Male Survivors of Military Sexual Assault Need Support Too
April is National Sexual Assault Awareness Month, and the U.S. Army is embracing the opportunity to raise awareness and educate the military community about the need to prevent sexual violence.
The Army's theme is "Speak Up! A Voice Unheard is an Army Defeated," and that's a great message to promote. I also hope the Army shines a light on a little known fact about military sexual assault: There are more male victims of military sexual assault than women.
Does this surprise you? It surprised me when I read about it in an informative Chicago Tribune article by Colleen Mastony. The nuance in numbers lies in the difference between probabilities and populations.
It's true that women in the military are sexually assaulted at a higher rate than men. But because of the sheer number of men in the military compared to the much lower number of women, the number of men who are sexually assaulted each year is higher. For instance, the Department of Defense estimated that in 2012, approximately 13,900 men were sexually assaulted compared with about 12,100 women.
These numbers clearly speak to the need for equal and appropriate services for both military men and women who have experienced this kind of trauma. Unfortunately, men have been left out of the equation for a long time regarding available support and treatment. In 1992, when Congress authorized the Veterans Affairs health system to treat survivors of sexual trauma, the authorization only included "women" in its language, as if such trauma did not happen to men. As a result, many sexual trauma treatment programs were developed within VA women's health centers - not exactly environments that men would seek out for help. Thankfully, this changed in 2006 when sexual assault treatment programs moved from the women's health department to the mental health services department for oversight.
The progress continues. At the Captain James A. Lovell Federal Health Center in North Chicago, Illinois, social workers have created a support group solely for military men who have experienced sexual trauma. The group currently has 10 members and has every indication of becoming a stellar example of how to do the right thing.

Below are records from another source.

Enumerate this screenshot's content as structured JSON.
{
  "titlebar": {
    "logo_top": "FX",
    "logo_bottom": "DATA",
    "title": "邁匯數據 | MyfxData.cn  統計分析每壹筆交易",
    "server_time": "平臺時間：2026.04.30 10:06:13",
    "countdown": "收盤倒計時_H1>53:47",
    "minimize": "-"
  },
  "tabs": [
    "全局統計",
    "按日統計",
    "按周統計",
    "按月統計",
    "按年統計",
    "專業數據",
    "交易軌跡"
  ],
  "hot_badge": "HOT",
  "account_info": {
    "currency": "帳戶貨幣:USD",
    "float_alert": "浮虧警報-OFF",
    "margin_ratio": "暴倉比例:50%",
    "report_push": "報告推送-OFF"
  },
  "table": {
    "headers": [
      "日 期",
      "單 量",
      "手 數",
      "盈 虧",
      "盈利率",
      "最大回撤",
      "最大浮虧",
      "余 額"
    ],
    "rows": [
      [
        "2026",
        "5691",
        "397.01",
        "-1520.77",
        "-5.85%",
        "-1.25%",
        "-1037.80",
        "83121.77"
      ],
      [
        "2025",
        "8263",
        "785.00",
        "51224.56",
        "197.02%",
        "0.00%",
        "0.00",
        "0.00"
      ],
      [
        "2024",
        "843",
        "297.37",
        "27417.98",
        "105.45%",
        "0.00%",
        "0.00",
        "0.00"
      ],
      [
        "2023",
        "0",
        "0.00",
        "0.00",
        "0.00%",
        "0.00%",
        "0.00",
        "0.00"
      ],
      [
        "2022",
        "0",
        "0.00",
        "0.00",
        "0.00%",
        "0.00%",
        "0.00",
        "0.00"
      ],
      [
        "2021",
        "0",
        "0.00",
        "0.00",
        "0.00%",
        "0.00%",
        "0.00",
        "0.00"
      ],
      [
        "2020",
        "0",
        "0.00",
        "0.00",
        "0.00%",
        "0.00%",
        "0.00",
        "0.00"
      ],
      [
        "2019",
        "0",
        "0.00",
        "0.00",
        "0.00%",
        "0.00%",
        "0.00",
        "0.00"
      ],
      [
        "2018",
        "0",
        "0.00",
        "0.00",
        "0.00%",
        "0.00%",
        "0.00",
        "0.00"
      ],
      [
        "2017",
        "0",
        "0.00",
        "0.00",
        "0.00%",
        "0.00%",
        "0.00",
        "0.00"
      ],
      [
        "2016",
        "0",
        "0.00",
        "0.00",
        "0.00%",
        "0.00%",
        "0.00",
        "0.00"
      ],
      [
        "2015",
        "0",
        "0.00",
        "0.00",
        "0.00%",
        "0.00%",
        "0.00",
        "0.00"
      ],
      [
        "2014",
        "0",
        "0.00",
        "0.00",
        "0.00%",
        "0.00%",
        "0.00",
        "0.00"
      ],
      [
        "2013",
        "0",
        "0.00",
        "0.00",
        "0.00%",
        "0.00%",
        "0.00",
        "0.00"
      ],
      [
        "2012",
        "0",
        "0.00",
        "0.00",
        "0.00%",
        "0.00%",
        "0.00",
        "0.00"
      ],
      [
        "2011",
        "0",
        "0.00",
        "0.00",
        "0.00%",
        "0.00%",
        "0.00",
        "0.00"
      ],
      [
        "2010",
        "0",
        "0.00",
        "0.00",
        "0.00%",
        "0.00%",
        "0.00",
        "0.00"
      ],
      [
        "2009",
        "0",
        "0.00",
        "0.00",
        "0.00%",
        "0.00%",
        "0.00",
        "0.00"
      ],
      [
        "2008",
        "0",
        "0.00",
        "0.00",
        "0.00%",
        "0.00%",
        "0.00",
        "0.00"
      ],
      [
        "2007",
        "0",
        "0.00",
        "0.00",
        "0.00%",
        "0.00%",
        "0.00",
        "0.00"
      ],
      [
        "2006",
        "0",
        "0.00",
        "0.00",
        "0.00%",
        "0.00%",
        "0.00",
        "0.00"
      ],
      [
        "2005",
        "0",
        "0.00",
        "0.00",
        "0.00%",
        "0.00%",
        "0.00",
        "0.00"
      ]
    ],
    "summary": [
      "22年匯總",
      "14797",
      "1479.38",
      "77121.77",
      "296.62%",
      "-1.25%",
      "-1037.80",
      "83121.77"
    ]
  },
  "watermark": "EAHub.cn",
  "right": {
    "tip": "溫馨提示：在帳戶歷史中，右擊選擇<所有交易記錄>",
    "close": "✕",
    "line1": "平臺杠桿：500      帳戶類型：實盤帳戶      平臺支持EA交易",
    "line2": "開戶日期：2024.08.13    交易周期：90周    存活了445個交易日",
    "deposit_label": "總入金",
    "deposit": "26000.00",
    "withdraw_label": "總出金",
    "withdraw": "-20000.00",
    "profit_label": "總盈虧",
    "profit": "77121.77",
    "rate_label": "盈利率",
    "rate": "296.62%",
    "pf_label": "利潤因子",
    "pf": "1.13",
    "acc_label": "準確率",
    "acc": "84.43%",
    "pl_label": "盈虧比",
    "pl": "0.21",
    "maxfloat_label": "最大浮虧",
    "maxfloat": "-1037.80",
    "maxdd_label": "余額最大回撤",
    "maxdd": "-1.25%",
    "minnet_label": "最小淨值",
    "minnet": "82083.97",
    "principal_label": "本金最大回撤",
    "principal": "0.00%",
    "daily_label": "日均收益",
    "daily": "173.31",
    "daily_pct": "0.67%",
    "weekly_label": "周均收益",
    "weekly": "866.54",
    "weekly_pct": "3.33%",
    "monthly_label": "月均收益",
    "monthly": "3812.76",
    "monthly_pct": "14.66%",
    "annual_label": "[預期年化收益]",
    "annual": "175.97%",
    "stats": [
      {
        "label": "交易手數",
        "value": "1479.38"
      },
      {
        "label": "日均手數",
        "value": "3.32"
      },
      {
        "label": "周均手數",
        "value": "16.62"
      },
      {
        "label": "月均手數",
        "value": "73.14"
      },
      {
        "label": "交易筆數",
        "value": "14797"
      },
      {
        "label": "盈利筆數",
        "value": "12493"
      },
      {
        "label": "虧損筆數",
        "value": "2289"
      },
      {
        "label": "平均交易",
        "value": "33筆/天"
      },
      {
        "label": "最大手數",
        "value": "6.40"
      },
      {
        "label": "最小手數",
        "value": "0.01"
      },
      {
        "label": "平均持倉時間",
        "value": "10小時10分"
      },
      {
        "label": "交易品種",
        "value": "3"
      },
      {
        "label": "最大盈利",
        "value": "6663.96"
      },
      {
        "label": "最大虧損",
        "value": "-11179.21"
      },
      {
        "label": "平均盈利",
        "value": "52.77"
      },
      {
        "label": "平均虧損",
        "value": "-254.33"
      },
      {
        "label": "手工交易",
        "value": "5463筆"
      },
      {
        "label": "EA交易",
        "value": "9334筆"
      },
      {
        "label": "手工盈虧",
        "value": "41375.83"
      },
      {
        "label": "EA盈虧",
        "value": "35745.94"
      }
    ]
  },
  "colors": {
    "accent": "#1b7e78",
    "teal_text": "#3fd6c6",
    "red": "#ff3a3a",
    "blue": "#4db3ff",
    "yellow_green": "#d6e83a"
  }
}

I applaud the VA for starting to take steps to provide support for men as well as women in the military who have experienced sexual assault. After everything these service members have done for our country, we owe it to them to provide the support and treatment they need and more than deserve.
Mastony, C. (March 31, 2014). Support groups ease suffering of male victims of military sex assaults: VA health care center reaches out to male victims who often stay silent for years about trauma. Chicago Tribune: http://articles.chicagotribune.com/2014-03-30/news/ct-male-survivors-military-sexual-trauma-met-20140330_1_sexual-assault-support-group-10-men